both parties and will make every effort, together with our partners, to ensurethat negotiations succeed. I firmly believe that a final end to this conflict is within reach. I call on all thosewho wish to see a negotiated solution to support those now engaged in talks sothat the opportunity for peace can be seized."
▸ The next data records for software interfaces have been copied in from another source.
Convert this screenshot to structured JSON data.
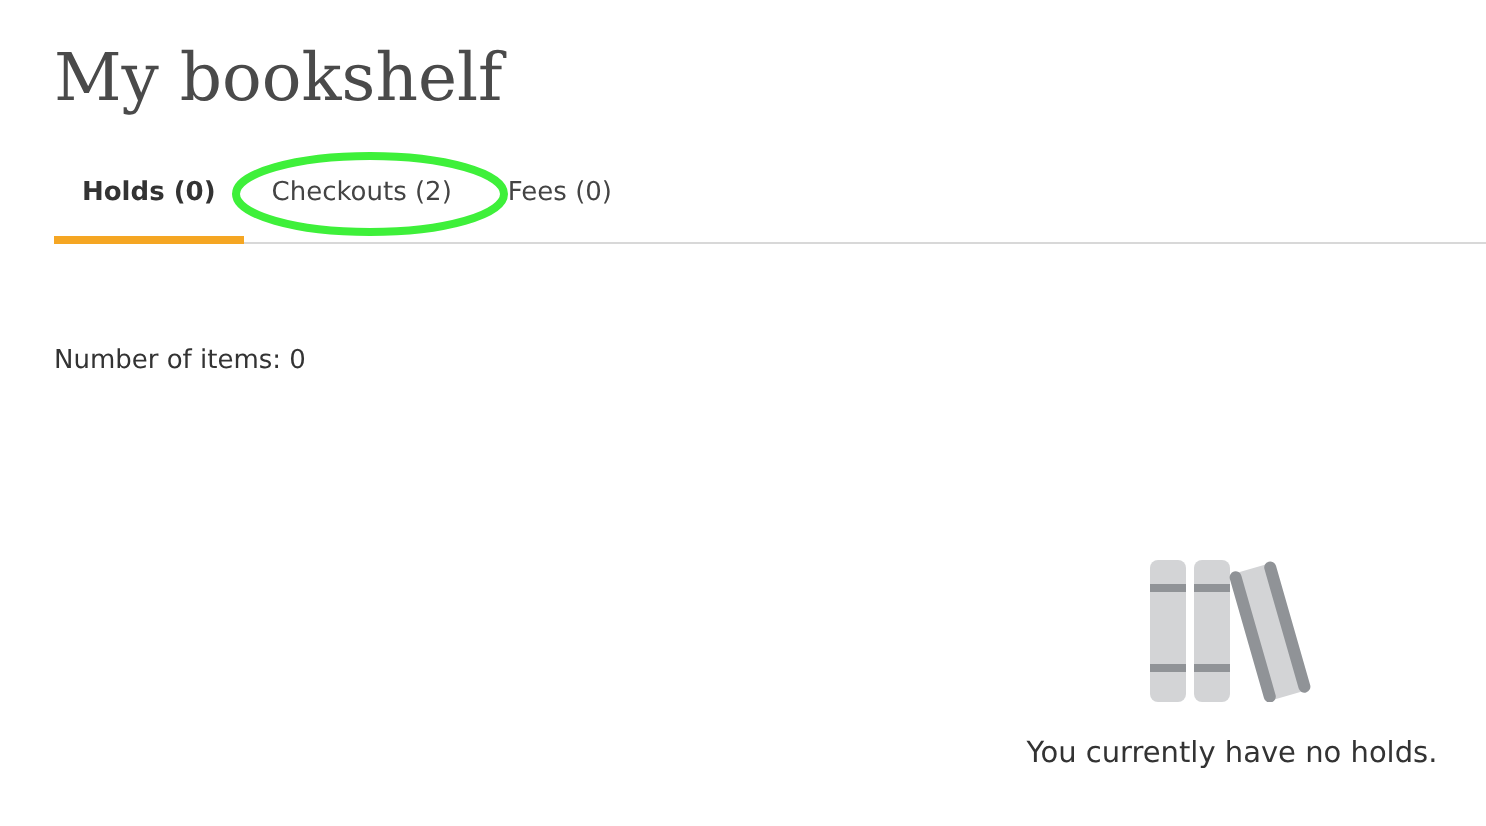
{
  "title": "My bookshelf",
  "tabs": [
    {
      "label": "Holds (0)",
      "selected": true,
      "highlighted": false
    },
    {
      "label": "Checkouts (2)",
      "selected": false,
      "highlighted": true
    },
    {
      "label": "Fees (0)",
      "selected": false,
      "highlighted": false
    }
  ],
  "item_count": "Number of items: 0",
  "empty_state": {
    "message": "You currently have no holds."
  }
}
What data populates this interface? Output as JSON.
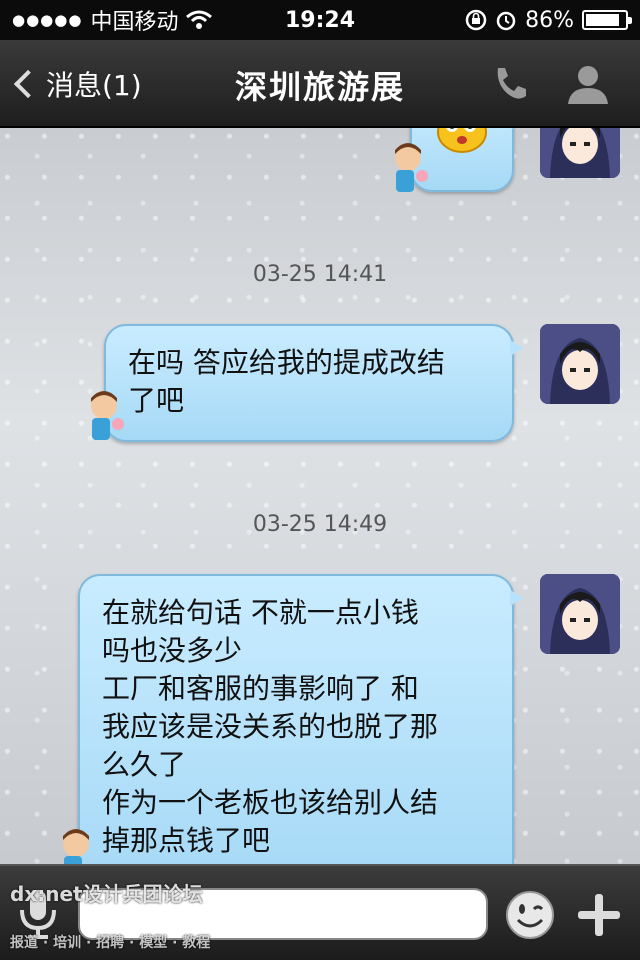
{
  "status_bar": {
    "carrier": "中国移动",
    "time": "19:24",
    "battery_percent": "86%",
    "battery_level": 0.86,
    "icons": [
      "signal-icon",
      "wifi-icon",
      "rotation-lock-icon",
      "alarm-icon",
      "battery-icon"
    ]
  },
  "nav": {
    "back_label": "消息(1)",
    "title": "深圳旅游展",
    "icons": [
      "back-chevron-icon",
      "phone-icon",
      "contact-icon"
    ]
  },
  "messages": [
    {
      "type": "sticker",
      "sender": "self"
    },
    {
      "type": "timestamp",
      "text": "03-25 14:41"
    },
    {
      "type": "text",
      "sender": "self",
      "text": "在吗 答应给我的提成改结\n了吧"
    },
    {
      "type": "timestamp",
      "text": "03-25 14:49"
    },
    {
      "type": "text",
      "sender": "self",
      "text": "在就给句话 不就一点小钱\n吗也没多少\n工厂和客服的事影响了 和\n我应该是没关系的也脱了那\n么久了\n作为一个老板也该给别人结\n掉那点钱了吧"
    }
  ],
  "input_bar": {
    "placeholder": "",
    "icons": [
      "microphone-icon",
      "emoji-icon",
      "plus-icon"
    ]
  },
  "watermark": {
    "main": "dx:net设计兵团论坛",
    "sub": "报道 · 培训 · 招聘 · 模型 · 教程"
  },
  "colors": {
    "bubble": "#b7e2fb",
    "bubble_border": "#7fb9dd",
    "nav_bg": "#2a2a2a"
  }
}
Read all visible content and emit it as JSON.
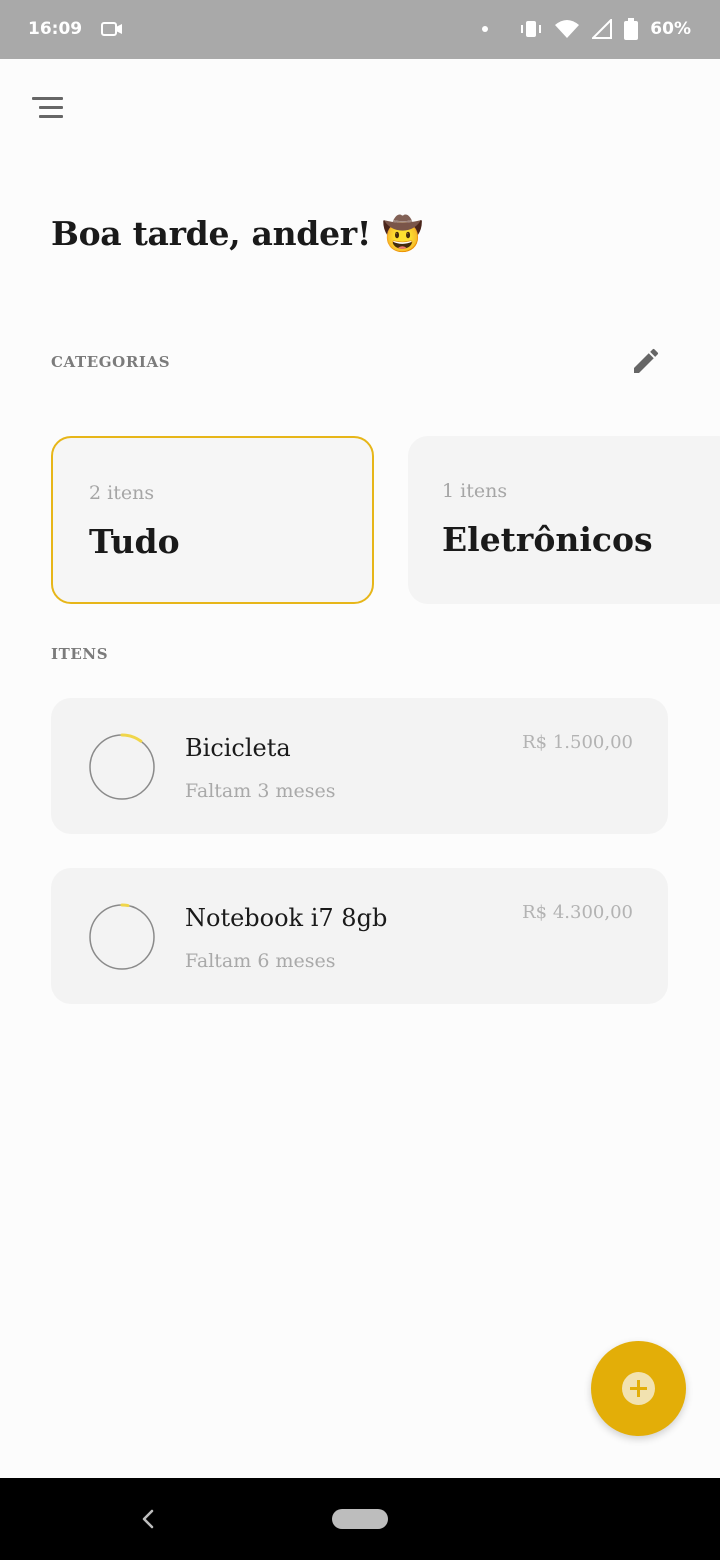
{
  "status_bar": {
    "time": "16:09",
    "battery": "60%",
    "icons": [
      "video-camera-icon",
      "dot-icon",
      "vibrate-icon",
      "wifi-icon",
      "cellular-signal-icon",
      "battery-icon"
    ]
  },
  "header": {
    "menu_icon": "menu-icon",
    "greeting": "Boa tarde, ander! 🤠"
  },
  "categories": {
    "label": "CATEGORIAS",
    "edit_icon": "pencil-icon",
    "cards": [
      {
        "count": "2 itens",
        "name": "Tudo",
        "selected": true
      },
      {
        "count": "1 itens",
        "name": "Eletrônicos",
        "selected": false
      }
    ]
  },
  "items": {
    "label": "ITENS",
    "list": [
      {
        "title": "Bicicleta",
        "subtitle": "Faltam 3 meses",
        "price": "R$ 1.500,00",
        "progress": 0.1
      },
      {
        "title": "Notebook i7 8gb",
        "subtitle": "Faltam 6 meses",
        "price": "R$ 4.300,00",
        "progress": 0.03
      }
    ]
  },
  "fab": {
    "icon": "add-icon"
  },
  "navigation_bar": {
    "back_icon": "back-icon",
    "home_icon": "home-pill-icon"
  },
  "colors": {
    "accent": "#e3ae08",
    "card_border_selected": "#e7b619",
    "background": "#fcfcfc",
    "status_bar": "#a9a9a9",
    "progress_ring": "#8a8a8a",
    "progress_fill": "#f0d64a"
  }
}
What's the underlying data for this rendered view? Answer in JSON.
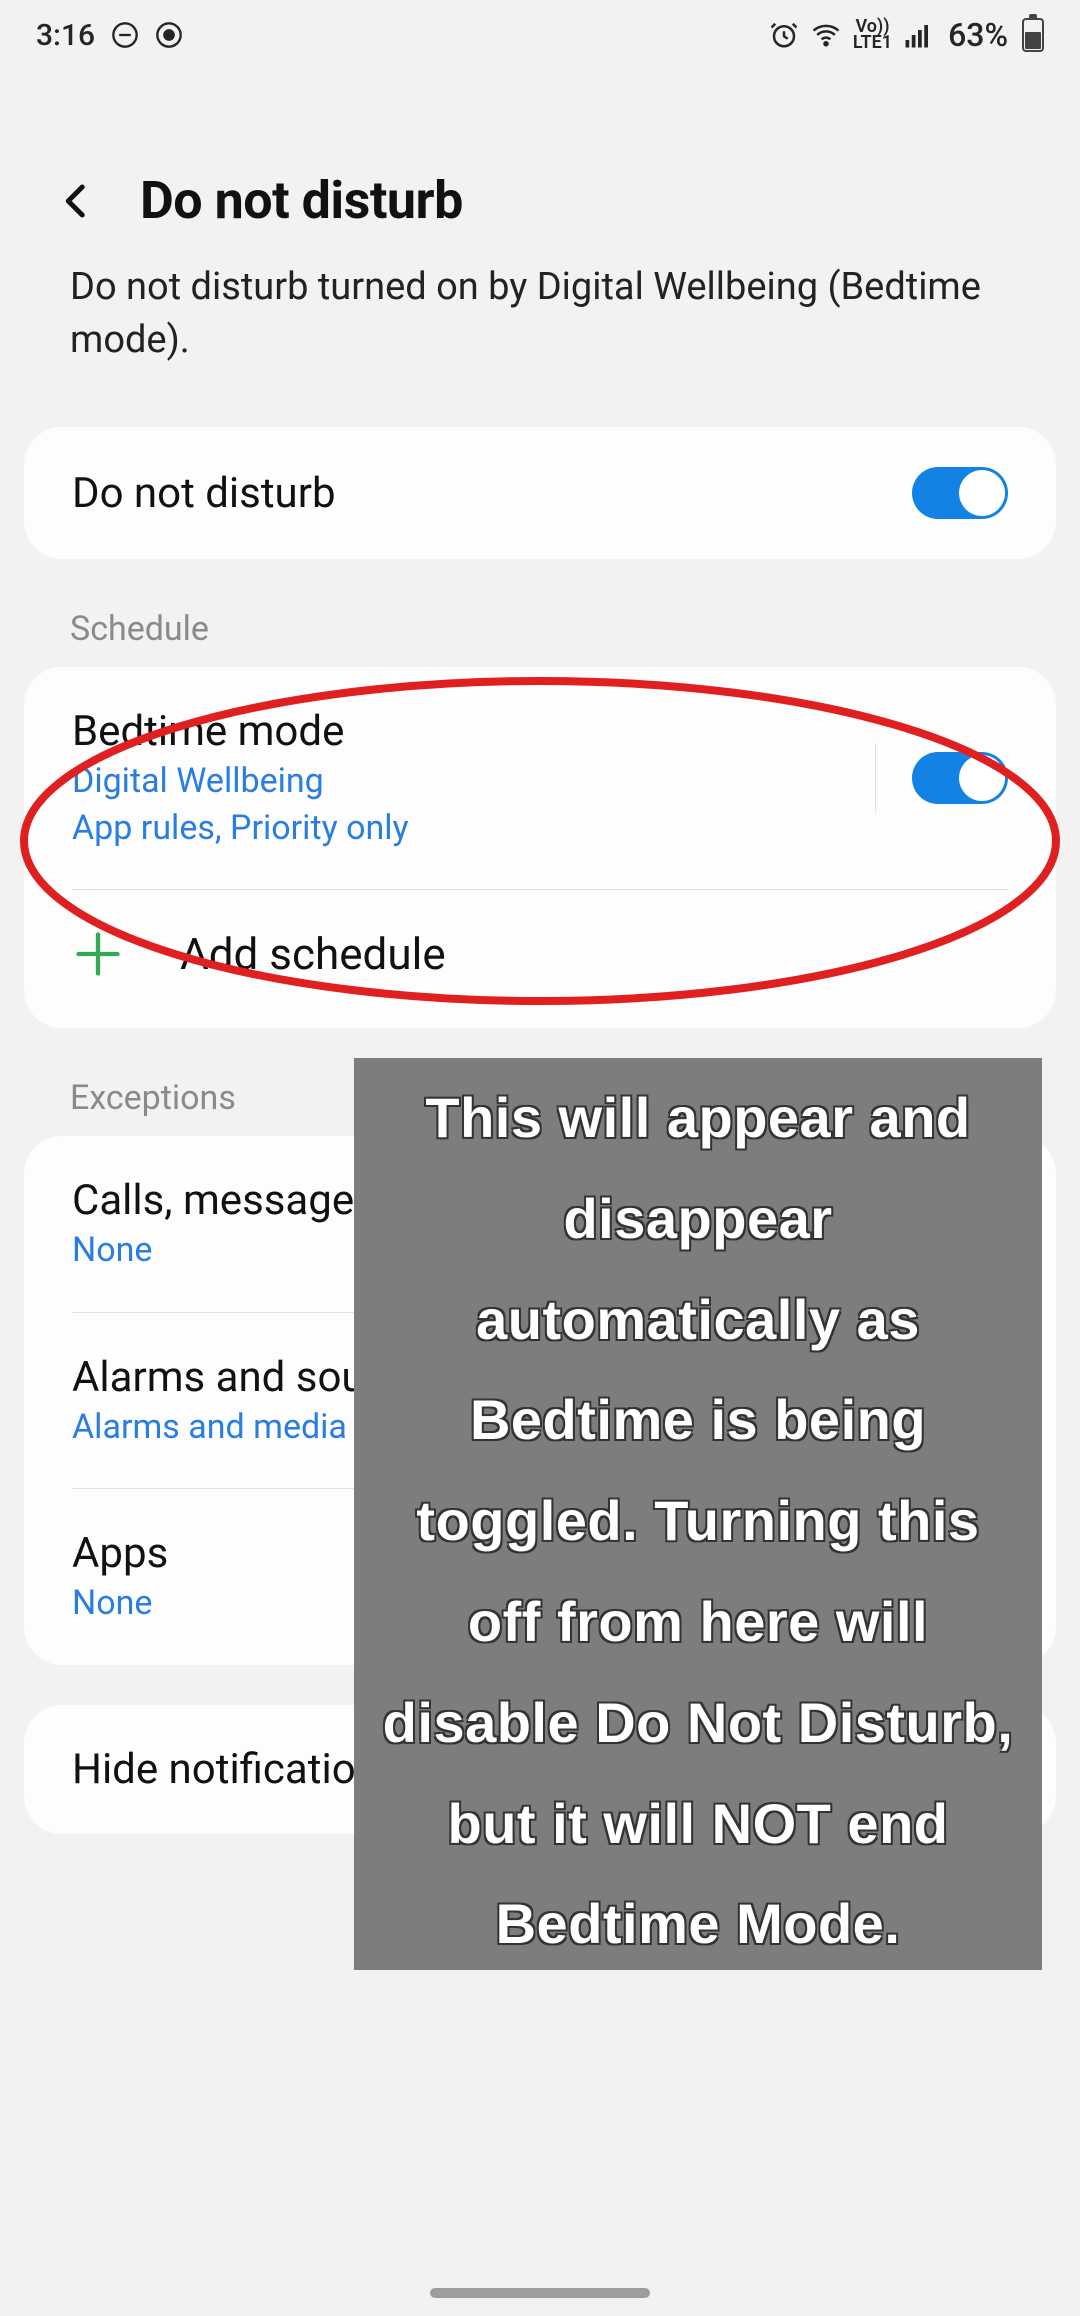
{
  "status": {
    "time": "3:16",
    "battery_pct": "63%"
  },
  "header": {
    "title": "Do not disturb",
    "subtitle": "Do not disturb turned on by Digital Wellbeing (Bedtime mode)."
  },
  "main_toggle": {
    "label": "Do not disturb",
    "on": true
  },
  "sections": {
    "schedule_title": "Schedule",
    "bedtime": {
      "label": "Bedtime mode",
      "sub1": "Digital Wellbeing",
      "sub2": "App rules, Priority only",
      "on": true
    },
    "add_schedule_label": "Add schedule",
    "exceptions_title": "Exceptions",
    "calls": {
      "label": "Calls, messages, and conversations",
      "sub": "None"
    },
    "alarms": {
      "label": "Alarms and sounds",
      "sub": "Alarms and media"
    },
    "apps": {
      "label": "Apps",
      "sub": "None"
    },
    "hide_notifications": {
      "label": "Hide notifications"
    }
  },
  "annotation": {
    "text": "This will appear and disappear automatically as Bedtime is being toggled. Turning this off from here will disable Do Not Disturb, but it will NOT end Bedtime Mode."
  }
}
In that respect, the one-sided dictating of a European position to Israel is not an act of “areliable friend and ally”.There is no need to remind you that in order to represent the shared values of its member states, the EU must always endeavor to be at the forefront of international efforts toadvance a more equitable, just, and peaceful world order. Unfortunately, the latest effortof the European Commission to issue strict restrictive guidelines on cooperation withIsrael actually brings it further from those goals.The guidelines, issued this past June, plainly state that this cooperation, which may alsotake the form of grants or prizes, must not geographically extend beyond Israel's pre-1967 line. Their purpose, according to the guidelines document, is to ensure respect for EU positions like "the non-recognition by the EU of Israel's sovereignty over theterritories occupied by Israel since June 1967." Since they were issued, someinternational voices, like the European Eminent Persons Group, have issued public callsto member states to back the EU "fully applying" the guidelines.The European Commission is free to insist on how EU resources are used and where theyare invested. It can be understood that Brussels may want to make sure that EU economiccooperation with partners abroad not get mired in contentious territorial disputes. But thequestion then arises if these new restrictions in the case of Israel represent a broader policy that is being applied universally by the EU with respect to the dozens of territorialdisputes, some of which are on Europe's doorstep (fishery agreement with Morocco over the waters of Western Sahara, funds to the Turkish community in Northern Cyprus, for instance), or, put it simply, is just a discriminatory policy directed exclusively againstIsrael.Furthermore, while European policymakers remain rightfully mindful of the politicalchallenges facing President Abbas, it appears that they tend to ignore the challengesfacing Israel and its Prime Minister, Benjamin Netanyahu. European leaders appear disinclined to take into due consideration the complex and multiple strategic challengesfacing Israel, and the full track record of the Government of Israel with regards to thePalestinians, including the 2010 moratorium on settlement construction.Reflecting upon prevalent European attitudes regarding Israel and the peace process,Quartet Representative Tony Blair pointed out in 2010 that there:
“is a conscious or often unconscious resistance, sometimes bordering onrefusal, to accept Israel has a legitimate point of view. Note that I say refusal to accept Israel has a legitimate point of view. I’m not saying refusal to agreewith it. People are perfectly entitled to agree or not; but rather anunwillingness to listen to the other side, to acknowledge that Israel has a point,